Even among Nintendo’s biggest fans, there’s a reasonable chance you weren’t familiar with Famicom Detective Club. Bringing us two murder mystery visual novels, this duology released for the Famicom Disk System in 1988/1989, marking Metroid writer Yoshio Sakamoto’s first venture as a scenario writer. Taking inspiration from several sources – The Portopia Serial Murder Case, Seishi Yokomizo, and Italian film director Dario Argento – they saw critical acclaim but sadly, never got (officially) localised.
An Unlikely Remake, But A Welcome One
So, when Nintendo confirmed they’d finally launch in the West last February 33 years later, there was widespread surprise. Unlike Earthbound Beginnings or Fire Emblem: Shadow Dragon And The Blade Of Light, this isn’t a fresh translation on the original games, instead giving us full remakes helmed by Steins;Gate developers Mages. Featuring brand-new graphics, a fresh soundtrack and fully voiced dialogue, FDC might be showing its age but Mages has done a fantastic job with this modern makeover.

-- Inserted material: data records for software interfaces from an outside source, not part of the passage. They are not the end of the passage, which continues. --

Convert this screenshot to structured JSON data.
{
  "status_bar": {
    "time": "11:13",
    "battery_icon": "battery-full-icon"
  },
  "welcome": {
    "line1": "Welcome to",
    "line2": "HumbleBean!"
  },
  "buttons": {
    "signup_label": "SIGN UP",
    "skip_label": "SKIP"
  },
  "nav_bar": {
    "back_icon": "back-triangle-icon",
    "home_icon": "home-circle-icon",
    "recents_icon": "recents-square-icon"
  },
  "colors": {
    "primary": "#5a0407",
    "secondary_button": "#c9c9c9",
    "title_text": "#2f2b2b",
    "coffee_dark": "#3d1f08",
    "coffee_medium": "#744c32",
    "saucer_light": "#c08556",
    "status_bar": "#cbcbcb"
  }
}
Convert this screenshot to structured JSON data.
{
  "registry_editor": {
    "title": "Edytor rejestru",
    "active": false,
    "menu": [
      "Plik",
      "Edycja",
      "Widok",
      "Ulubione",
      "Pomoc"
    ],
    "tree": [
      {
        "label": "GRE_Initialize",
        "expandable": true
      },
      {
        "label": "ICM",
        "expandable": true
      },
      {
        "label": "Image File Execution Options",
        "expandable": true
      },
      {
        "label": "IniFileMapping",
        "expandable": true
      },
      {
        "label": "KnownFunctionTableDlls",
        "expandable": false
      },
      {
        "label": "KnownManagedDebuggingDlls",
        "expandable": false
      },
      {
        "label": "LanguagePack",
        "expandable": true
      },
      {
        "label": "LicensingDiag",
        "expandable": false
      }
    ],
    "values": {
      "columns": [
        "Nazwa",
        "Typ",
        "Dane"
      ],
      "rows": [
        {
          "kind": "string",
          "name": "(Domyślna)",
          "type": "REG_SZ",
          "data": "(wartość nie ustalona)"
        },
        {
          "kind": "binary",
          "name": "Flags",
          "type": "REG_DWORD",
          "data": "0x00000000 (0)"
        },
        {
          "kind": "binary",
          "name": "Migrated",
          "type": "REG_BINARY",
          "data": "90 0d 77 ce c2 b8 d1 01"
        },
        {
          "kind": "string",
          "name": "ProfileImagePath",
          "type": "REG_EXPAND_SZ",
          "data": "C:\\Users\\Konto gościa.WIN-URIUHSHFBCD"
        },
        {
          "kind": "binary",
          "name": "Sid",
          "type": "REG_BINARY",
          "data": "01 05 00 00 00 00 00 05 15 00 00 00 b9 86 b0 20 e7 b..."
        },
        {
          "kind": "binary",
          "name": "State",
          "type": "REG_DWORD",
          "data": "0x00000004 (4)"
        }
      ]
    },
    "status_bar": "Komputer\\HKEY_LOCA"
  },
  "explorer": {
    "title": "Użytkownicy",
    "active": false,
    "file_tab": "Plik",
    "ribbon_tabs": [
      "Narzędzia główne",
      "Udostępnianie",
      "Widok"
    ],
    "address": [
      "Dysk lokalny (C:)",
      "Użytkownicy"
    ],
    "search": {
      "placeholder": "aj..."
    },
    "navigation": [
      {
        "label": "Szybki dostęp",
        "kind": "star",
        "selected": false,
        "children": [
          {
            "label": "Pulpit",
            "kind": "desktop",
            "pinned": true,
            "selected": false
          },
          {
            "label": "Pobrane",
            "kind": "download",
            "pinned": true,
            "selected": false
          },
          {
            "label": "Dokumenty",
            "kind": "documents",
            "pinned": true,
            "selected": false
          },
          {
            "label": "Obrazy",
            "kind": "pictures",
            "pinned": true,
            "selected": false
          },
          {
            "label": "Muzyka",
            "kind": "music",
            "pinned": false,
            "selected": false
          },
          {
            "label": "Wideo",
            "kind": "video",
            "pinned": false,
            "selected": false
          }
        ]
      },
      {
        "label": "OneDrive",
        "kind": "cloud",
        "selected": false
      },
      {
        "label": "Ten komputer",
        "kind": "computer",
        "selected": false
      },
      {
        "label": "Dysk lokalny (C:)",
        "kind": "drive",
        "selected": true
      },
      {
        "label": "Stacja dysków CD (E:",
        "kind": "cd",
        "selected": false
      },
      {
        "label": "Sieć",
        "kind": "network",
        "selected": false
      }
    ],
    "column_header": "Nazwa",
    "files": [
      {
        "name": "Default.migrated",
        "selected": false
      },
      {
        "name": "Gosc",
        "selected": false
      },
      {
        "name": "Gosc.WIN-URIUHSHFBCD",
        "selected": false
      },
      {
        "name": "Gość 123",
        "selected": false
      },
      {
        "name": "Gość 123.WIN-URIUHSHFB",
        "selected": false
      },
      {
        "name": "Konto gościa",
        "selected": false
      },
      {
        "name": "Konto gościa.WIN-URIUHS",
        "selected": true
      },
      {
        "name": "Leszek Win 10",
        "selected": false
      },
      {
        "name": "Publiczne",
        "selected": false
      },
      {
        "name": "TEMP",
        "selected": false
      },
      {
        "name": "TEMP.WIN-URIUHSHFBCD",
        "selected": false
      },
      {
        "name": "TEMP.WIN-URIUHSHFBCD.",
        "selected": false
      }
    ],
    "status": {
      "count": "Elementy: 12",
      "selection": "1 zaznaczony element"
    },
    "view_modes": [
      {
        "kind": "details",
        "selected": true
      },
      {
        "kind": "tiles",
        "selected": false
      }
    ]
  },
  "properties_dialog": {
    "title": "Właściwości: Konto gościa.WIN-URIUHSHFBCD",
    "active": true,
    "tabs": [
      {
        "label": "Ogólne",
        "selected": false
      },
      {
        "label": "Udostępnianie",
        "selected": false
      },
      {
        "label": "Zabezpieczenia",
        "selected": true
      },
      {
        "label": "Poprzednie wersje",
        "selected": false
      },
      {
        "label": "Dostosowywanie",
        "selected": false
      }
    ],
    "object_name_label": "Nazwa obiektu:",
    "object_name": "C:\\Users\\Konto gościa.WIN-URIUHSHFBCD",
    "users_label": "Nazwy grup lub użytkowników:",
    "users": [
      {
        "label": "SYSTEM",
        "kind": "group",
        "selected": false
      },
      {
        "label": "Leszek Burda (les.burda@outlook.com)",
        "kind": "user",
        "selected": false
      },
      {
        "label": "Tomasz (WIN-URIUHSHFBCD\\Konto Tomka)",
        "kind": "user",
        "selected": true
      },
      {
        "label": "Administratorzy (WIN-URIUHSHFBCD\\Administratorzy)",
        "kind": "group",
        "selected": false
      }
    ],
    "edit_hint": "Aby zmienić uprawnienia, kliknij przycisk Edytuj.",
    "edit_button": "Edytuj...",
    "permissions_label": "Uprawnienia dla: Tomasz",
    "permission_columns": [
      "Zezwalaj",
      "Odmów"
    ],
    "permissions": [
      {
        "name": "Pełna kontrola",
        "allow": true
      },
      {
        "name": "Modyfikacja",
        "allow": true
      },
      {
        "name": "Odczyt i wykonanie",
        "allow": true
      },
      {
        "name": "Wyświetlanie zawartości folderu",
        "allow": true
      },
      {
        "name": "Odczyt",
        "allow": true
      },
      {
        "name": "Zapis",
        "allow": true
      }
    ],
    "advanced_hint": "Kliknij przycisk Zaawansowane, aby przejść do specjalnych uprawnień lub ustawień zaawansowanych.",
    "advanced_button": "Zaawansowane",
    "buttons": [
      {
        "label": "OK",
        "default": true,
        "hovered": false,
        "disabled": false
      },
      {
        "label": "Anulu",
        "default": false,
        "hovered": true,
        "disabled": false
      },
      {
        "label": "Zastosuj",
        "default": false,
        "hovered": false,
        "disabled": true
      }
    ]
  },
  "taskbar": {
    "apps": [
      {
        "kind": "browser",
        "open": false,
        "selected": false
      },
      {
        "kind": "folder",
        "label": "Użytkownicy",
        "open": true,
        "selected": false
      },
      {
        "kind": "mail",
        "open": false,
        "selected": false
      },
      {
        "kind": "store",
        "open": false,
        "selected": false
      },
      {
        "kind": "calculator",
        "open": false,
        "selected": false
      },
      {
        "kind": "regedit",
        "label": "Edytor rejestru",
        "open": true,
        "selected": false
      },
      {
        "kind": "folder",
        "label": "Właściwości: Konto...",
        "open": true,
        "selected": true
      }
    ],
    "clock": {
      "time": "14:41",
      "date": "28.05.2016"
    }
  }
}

As they’re closely tied together, this review covers both games, and I’d recommend playing them in release order. That starts with The Missing Heir, as our protagonist Taro Ninten (you can name him) wakes up in an amnesiac state, having fallen off a cliff. Remembering he’s an assistant detective, Taro teams up with Ayumi Tachibana as both begin investigating the murder of Kiku Ayashiro, an elderly CEO who died hours after announcing her will. Soon enough, our young duo become involved with a legend surrounding the Ayashiro family’s treasure, one that claims to resurrect the dead and kill anyone who’d try stealing it.
While the first game leans into supernatural territory, the second entry – The Girl Who Stands Behind – goes full tilt. Set two years before The Missing Heir, we found a 15-year-old Taro taken in by an investigator after his parents disappeared, trained to become a detective. After an Ushimitsu High School student is found dead, their body washed up onto a nearby riverbank. Though it starts as a standard murder investigation, this quickly unfolds into so much more, as Ayumi discovers connections to a much older case. Granted, these aren’t particularly original scenarios by today’s standards – and they aren’t particularly long games – but both storylines are well executed with satisfying payoffs.
A Forerunner To Ace Attorney
Once you begin investigating, anyone who’s played Ace Attorney will find a familiar approach. Sure, there’s no courtrooms and shouting “Objection!” into the DS microphone, but gameplay shares several commonalities. You’ll explore various environments, talking with other characters to obtain information and examining objects for further clues. While mostly similar, there’s a couple of gameplay differences between these games. The Missing Heir features a “Remember” option, designed to offer clues about your next step, while The Girl Who Stands Behind replaces it with “Think”, which functions similarly but presents information in a more intuitive fashion.
When designing the originals, Sakamoto believed gameplay should work around the story and that approach remains evident within the remakes. It sounds straightforward on paper, but FDC’s execution retains the more archaic aspects. Like other old-school text-based adventures, both games can be surprisingly tough and not in a good way. While you might’ve figured out the next steps in your investigation, you must perform them in a very specific order, and that’s where it becomes unclear.
For example, Taro may need to press someone on a question multiple times before getting a response, which would feel bizarre if it wasn’t a video game. As a result, some moments aren’t especially sensical, but Mages has included several quality-of-life improvements to help matters like the Notebook, which stores all the information you’ve received so far. Unlike before, you can now check a text log to remind yourself of anything said, and if you reload the game, it’ll recap previous events to refresh your memory.
As for the presentation improvements, its like night-and-day when compared to the originals.
Mages has given FDC a stunning visual overhaul, and you’d never tell this was previously a NES game if it wasn’t for the 80s gameplay design. The orchestrated modern soundtrack is an excellent addition but if you’re a real retro enthusiast, The Missing Heir lets you switch to the original Famicom soundtrack. Even better, The Girl Who Stands Behind contains a surprise third option for the SNES remake’s soundtrack too.
A Product Of Its Time That Still Holds Up
Ultimately, Famicom Detective Club’s gameplay is somewhat dated, but both games find strength in the stories they tell. At the core, these are still highly entertaining adventures, and you’ll quickly find yourself hooked on the unfolding mysteries. For such an obscurity in Nintendo’s library, it’s still hard to believe we’re finally experiencing these games 33 years on, and FDC’s better late than never. You won’t need long to complete them, but they all come highly recommended regardless.